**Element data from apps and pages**
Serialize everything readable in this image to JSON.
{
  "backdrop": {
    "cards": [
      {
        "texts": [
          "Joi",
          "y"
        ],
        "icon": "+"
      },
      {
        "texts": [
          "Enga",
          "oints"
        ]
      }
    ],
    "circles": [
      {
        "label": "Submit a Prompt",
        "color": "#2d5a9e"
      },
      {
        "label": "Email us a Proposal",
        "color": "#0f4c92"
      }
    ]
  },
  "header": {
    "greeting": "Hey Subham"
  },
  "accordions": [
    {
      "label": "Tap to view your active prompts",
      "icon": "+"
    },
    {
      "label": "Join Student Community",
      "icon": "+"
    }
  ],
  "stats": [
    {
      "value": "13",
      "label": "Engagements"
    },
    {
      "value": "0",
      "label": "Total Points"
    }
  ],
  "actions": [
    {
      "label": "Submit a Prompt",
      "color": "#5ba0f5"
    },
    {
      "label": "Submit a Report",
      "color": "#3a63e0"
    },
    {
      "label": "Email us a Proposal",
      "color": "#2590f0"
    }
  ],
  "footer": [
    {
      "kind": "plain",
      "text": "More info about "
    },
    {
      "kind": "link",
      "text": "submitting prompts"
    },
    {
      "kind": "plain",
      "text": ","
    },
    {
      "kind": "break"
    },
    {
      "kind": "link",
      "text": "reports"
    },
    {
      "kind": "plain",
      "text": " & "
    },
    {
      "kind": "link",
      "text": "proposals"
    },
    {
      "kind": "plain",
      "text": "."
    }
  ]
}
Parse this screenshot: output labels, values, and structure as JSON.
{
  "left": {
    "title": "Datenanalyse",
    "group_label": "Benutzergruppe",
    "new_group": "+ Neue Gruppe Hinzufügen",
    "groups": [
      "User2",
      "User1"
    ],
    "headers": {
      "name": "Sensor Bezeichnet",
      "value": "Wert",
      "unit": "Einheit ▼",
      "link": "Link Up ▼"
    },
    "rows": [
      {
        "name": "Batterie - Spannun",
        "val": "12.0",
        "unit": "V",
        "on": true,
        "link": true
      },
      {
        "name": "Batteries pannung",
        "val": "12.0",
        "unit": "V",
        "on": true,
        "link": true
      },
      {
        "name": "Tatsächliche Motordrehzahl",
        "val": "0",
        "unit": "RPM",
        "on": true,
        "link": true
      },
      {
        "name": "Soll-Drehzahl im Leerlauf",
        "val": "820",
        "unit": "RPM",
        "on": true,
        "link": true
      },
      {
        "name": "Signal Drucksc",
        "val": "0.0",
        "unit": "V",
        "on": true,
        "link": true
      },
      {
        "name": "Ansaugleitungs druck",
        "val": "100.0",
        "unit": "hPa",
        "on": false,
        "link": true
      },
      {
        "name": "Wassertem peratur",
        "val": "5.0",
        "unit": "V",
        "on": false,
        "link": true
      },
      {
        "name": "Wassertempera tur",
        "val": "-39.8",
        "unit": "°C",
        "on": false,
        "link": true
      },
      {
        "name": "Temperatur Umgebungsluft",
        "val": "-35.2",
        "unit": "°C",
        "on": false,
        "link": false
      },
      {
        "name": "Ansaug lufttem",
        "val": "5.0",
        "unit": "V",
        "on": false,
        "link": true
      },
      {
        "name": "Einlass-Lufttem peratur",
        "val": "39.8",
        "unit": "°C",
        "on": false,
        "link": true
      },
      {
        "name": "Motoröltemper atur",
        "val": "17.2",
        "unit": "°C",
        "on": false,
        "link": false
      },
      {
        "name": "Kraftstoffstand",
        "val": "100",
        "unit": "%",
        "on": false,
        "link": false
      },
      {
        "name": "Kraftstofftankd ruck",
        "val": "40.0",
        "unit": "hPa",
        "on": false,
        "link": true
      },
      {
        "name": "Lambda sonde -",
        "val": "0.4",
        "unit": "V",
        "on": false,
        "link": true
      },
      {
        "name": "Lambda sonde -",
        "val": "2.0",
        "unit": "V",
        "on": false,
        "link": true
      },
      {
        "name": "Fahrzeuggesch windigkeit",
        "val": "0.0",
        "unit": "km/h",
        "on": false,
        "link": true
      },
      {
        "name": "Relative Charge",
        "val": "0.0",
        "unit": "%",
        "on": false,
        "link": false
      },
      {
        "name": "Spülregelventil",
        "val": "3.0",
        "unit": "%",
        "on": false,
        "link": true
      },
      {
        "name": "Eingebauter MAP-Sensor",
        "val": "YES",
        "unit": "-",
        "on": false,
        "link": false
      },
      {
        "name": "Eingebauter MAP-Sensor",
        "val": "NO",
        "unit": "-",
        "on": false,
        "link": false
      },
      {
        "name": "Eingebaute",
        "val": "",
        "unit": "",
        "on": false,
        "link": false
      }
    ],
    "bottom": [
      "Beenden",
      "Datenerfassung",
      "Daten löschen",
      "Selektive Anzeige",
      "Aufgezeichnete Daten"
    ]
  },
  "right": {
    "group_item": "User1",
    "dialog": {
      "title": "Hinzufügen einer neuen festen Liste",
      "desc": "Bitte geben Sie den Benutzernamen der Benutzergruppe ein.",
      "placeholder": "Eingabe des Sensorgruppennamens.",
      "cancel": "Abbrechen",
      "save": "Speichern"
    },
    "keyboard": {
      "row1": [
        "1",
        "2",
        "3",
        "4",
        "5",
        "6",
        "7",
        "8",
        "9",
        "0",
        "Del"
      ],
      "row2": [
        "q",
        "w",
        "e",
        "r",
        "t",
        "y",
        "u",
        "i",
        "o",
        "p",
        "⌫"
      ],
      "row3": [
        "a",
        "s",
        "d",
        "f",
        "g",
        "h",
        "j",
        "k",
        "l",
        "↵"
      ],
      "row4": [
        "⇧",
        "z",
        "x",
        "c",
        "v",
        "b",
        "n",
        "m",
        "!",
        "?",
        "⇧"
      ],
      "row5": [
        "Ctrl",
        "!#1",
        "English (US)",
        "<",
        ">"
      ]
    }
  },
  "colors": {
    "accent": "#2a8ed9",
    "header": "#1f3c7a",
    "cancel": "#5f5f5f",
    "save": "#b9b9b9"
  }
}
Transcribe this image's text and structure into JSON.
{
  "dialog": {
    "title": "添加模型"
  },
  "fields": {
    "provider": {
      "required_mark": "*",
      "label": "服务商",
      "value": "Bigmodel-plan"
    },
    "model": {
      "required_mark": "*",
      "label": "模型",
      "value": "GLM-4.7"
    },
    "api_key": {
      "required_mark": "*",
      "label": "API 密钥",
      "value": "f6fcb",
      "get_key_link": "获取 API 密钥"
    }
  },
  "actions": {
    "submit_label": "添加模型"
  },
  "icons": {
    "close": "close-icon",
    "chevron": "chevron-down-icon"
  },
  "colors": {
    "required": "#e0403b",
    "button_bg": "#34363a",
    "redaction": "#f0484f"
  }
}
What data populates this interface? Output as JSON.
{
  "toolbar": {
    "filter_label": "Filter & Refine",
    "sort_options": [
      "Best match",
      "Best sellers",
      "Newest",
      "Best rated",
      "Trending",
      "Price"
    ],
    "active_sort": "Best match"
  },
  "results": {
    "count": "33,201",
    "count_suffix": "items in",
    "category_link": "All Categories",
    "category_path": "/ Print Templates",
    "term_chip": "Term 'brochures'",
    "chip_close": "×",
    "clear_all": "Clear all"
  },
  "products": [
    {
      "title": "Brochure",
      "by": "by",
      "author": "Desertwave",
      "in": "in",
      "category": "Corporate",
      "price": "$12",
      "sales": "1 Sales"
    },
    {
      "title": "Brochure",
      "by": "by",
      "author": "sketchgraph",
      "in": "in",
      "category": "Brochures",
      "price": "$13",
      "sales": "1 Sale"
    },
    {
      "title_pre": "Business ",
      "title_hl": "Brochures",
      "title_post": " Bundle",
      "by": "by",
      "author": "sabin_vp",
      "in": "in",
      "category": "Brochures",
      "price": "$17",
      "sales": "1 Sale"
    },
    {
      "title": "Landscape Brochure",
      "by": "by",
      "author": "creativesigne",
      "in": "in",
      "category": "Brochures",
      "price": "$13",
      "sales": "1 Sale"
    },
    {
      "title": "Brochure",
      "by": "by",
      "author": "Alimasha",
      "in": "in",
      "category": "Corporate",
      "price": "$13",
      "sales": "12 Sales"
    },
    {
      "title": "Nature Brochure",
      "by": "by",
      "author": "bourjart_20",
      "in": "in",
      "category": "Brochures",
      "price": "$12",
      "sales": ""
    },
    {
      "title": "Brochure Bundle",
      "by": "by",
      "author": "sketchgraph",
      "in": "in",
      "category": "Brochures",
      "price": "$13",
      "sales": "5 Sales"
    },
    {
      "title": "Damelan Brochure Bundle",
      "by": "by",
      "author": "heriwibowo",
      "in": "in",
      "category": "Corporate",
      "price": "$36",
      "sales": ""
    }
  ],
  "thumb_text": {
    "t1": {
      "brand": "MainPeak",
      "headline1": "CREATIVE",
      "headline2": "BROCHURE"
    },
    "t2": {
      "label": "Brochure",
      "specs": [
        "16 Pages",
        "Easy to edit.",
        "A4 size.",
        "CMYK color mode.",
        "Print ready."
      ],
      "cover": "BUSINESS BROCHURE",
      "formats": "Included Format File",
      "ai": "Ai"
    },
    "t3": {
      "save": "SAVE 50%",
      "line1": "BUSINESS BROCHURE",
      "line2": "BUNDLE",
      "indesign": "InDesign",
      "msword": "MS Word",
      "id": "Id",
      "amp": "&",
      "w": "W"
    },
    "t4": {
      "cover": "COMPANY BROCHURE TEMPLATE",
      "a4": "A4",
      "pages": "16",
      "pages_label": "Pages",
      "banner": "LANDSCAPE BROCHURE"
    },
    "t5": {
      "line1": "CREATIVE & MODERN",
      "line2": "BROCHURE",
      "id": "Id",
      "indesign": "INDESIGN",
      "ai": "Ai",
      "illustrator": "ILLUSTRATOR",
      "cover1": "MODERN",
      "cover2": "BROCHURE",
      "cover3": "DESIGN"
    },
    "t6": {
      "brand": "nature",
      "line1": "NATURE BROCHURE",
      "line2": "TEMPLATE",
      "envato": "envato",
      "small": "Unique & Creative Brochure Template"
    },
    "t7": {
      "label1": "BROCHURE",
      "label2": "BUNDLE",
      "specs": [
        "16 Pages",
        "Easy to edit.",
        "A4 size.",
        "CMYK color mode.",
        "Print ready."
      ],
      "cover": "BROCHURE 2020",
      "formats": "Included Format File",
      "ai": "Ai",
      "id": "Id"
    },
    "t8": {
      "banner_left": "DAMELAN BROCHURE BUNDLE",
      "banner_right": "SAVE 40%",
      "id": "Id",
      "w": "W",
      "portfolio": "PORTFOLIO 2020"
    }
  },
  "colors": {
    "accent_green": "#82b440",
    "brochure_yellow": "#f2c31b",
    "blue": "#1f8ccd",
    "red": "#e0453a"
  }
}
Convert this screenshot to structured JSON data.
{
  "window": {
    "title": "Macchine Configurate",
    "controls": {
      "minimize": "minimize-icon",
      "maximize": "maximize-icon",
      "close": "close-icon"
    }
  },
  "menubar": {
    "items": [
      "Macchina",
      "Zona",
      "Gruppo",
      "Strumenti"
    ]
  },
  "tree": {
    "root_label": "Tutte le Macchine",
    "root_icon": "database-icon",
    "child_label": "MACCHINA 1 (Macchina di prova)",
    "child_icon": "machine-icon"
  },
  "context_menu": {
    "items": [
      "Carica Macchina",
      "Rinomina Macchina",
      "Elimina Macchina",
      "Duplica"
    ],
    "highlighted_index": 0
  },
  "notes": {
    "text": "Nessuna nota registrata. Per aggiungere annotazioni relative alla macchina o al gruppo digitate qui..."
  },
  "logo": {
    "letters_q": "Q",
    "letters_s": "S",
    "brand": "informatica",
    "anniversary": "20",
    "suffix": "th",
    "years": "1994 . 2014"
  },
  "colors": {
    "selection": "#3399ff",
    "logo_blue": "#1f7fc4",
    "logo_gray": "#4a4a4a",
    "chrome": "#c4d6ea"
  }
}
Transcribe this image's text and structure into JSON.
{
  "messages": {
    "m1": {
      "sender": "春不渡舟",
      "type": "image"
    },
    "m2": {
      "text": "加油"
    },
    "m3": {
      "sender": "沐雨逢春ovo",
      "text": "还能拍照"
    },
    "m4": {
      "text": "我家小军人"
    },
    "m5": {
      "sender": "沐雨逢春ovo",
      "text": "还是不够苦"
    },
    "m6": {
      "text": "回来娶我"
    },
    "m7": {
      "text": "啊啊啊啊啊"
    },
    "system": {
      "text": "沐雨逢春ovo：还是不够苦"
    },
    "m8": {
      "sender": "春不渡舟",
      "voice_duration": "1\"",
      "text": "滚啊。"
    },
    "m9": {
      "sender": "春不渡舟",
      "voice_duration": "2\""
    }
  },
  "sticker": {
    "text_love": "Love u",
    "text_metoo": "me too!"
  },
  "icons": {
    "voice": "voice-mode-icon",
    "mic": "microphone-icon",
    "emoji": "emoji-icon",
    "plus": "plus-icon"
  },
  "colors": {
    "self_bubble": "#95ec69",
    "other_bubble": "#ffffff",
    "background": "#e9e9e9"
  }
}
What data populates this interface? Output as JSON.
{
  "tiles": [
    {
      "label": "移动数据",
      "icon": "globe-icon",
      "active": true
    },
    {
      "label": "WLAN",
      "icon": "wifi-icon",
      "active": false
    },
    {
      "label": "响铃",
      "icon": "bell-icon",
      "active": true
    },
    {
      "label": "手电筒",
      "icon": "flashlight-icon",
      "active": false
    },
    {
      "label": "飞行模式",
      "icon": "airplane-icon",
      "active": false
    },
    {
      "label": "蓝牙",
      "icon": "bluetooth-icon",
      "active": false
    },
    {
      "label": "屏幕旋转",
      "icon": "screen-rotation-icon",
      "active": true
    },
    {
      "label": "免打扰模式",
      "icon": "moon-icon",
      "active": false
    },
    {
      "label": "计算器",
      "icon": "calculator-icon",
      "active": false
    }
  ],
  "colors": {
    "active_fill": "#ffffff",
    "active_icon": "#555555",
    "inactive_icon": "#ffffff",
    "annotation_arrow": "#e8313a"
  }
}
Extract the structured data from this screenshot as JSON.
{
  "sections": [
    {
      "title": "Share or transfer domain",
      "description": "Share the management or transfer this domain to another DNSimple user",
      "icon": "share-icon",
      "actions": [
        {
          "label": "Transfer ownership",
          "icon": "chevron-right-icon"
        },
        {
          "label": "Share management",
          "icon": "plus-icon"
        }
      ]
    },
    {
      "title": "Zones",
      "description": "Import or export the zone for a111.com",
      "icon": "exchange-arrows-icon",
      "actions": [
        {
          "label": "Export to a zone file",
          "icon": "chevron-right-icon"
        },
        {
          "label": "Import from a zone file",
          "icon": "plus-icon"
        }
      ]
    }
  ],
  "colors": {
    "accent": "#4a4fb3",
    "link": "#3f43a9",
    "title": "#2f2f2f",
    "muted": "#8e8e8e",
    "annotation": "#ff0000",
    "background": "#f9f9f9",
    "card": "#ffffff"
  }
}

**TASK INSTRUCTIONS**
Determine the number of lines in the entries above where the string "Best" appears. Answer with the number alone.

**RESULT OF THIS EXERCISE**
4